_Prompt_.
As the answer, give every line of the records that includes the word "globe".

(Records shown Opens)

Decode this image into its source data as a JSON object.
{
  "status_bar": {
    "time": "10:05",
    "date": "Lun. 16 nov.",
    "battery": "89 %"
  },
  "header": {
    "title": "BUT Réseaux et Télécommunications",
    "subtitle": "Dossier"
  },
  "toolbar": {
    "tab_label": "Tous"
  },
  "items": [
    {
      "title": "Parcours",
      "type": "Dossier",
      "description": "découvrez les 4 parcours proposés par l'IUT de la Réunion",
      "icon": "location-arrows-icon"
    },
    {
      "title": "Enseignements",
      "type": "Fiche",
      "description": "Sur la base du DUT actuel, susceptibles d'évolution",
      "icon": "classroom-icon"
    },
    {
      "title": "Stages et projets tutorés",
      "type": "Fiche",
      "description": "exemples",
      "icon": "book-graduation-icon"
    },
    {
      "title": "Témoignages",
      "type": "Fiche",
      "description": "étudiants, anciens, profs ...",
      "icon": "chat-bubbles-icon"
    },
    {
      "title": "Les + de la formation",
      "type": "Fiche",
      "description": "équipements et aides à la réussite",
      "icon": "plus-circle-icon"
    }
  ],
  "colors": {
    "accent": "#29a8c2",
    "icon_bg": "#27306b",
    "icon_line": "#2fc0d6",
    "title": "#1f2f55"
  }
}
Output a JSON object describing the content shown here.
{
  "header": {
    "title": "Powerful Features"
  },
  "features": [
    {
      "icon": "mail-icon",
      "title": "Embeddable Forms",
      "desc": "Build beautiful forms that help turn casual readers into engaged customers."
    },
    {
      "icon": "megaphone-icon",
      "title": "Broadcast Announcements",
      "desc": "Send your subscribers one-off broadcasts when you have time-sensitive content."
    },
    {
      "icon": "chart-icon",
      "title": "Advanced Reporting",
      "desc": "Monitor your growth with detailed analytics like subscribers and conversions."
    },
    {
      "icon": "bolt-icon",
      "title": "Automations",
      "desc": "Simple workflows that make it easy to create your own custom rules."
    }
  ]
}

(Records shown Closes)
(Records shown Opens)

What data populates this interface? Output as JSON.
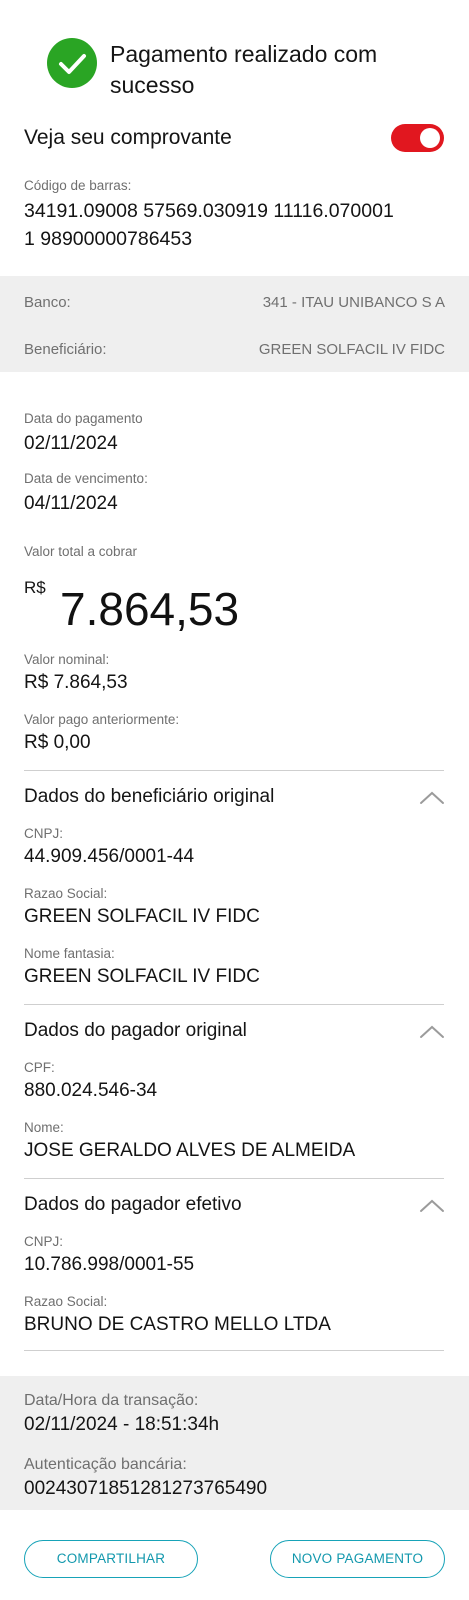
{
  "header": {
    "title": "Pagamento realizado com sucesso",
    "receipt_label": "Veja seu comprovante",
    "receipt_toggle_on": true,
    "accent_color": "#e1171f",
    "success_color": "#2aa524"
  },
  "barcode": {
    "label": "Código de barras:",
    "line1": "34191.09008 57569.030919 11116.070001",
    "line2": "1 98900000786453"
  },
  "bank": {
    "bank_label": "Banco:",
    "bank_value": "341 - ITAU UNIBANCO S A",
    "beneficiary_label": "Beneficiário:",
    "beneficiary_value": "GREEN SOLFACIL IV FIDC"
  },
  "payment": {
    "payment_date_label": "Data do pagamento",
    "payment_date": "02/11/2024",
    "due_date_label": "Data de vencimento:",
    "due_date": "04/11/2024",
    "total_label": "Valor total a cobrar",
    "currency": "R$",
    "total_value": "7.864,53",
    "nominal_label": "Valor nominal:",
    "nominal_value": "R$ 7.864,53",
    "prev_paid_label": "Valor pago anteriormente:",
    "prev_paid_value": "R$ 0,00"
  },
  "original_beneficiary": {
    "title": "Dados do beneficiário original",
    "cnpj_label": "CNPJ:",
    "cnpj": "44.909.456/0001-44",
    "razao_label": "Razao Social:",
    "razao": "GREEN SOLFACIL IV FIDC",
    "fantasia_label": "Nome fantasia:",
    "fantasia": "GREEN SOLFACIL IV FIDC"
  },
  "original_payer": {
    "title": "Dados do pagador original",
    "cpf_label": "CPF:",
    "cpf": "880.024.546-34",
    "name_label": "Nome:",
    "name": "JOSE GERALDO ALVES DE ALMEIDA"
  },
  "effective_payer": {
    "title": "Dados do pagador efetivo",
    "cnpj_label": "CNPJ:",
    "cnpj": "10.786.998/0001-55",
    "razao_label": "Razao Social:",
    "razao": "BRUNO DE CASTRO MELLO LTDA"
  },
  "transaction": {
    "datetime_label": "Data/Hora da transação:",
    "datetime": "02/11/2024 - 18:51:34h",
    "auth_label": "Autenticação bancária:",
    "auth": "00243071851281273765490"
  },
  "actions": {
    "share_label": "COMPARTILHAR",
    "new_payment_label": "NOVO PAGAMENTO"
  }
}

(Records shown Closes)
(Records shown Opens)

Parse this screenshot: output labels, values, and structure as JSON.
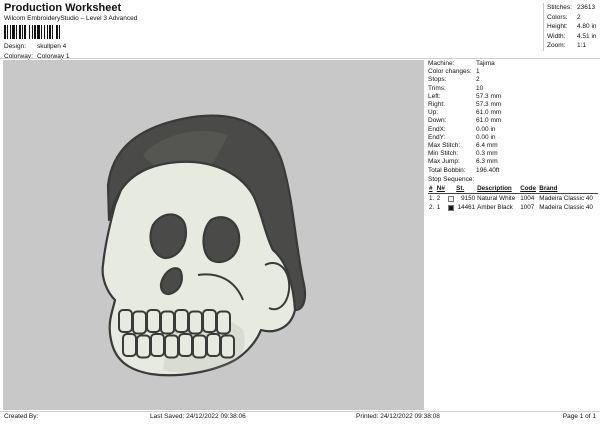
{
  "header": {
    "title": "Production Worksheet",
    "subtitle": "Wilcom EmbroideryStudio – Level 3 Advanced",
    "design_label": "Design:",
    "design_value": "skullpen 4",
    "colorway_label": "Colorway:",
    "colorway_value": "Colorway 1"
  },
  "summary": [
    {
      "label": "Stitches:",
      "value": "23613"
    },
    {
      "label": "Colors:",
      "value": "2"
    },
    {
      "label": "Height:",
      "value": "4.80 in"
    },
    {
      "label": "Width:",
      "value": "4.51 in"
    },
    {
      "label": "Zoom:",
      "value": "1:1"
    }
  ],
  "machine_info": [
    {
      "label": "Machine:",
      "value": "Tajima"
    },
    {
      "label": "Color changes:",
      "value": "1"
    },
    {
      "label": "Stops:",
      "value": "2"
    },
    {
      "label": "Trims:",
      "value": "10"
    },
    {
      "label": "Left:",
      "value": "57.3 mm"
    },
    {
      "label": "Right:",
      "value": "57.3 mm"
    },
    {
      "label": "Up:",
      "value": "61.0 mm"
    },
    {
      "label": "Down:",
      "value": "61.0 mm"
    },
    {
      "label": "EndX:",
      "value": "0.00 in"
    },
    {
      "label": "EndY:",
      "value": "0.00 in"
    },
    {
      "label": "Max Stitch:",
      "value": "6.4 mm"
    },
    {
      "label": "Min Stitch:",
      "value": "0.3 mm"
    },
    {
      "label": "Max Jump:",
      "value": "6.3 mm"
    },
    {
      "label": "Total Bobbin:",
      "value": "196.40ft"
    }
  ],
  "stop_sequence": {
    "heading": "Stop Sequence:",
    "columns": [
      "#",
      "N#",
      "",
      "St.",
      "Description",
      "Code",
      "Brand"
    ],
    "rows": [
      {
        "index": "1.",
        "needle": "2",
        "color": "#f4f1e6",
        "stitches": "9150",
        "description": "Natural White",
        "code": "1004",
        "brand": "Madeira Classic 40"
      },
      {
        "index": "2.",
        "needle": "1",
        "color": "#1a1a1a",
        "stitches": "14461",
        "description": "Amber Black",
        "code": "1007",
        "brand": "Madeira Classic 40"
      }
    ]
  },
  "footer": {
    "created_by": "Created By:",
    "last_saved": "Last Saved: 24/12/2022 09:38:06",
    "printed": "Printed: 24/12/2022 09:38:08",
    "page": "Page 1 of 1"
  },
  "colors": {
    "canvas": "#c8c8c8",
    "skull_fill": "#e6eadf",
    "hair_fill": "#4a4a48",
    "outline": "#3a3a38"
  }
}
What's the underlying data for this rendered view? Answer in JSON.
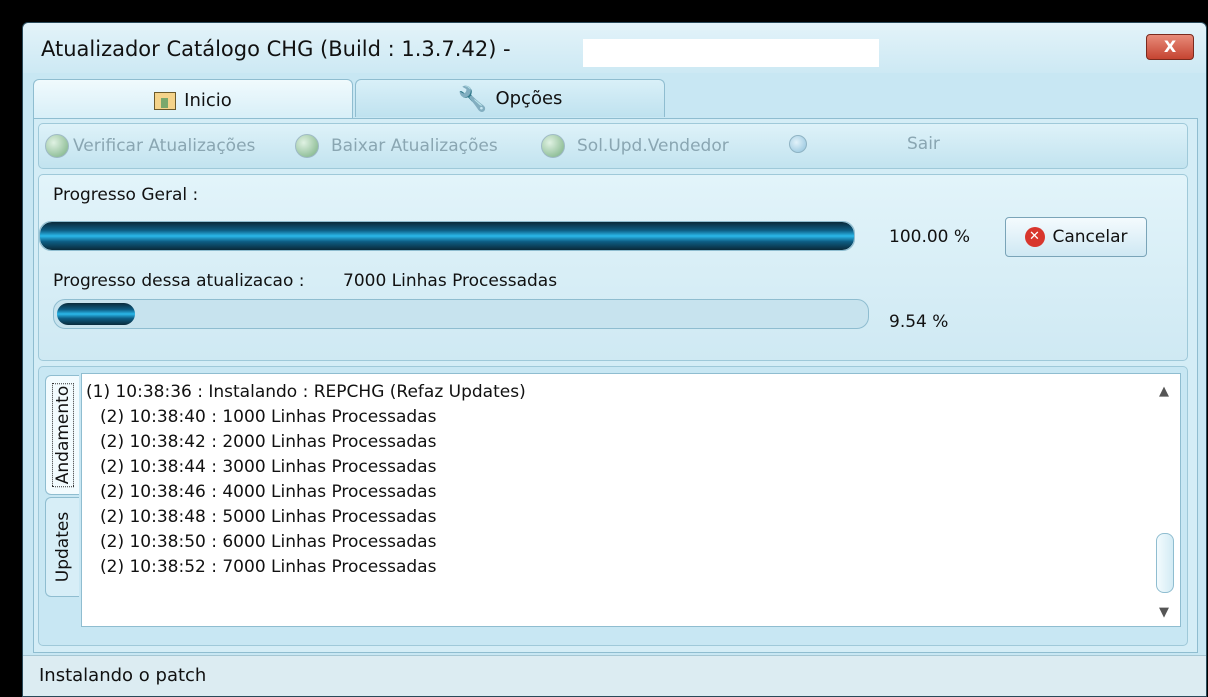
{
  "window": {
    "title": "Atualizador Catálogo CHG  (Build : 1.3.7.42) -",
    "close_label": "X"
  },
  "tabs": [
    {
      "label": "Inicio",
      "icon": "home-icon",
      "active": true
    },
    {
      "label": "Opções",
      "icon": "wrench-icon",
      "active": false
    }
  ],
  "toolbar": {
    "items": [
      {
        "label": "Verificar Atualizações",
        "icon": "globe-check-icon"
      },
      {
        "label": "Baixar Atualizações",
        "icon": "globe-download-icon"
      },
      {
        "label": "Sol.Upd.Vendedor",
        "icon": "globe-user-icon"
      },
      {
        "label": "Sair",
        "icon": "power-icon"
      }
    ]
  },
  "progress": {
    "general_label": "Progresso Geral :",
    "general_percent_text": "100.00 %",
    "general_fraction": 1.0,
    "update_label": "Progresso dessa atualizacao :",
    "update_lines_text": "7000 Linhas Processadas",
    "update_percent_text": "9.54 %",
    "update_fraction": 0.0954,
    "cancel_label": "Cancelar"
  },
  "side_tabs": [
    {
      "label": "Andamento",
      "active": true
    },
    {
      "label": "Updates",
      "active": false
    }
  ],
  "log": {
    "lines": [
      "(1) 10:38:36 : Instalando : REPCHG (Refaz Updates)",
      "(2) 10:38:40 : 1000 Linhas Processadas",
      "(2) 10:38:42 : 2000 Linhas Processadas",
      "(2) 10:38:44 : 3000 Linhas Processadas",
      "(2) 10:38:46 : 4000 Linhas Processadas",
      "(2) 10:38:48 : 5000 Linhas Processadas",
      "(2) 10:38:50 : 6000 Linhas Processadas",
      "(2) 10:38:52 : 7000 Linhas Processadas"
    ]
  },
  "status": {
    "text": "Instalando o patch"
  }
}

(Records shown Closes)

_Problem solution_.
        "icon": "globe-check-icon"
        "icon": "globe-download-icon"
        "icon": "globe-user-icon"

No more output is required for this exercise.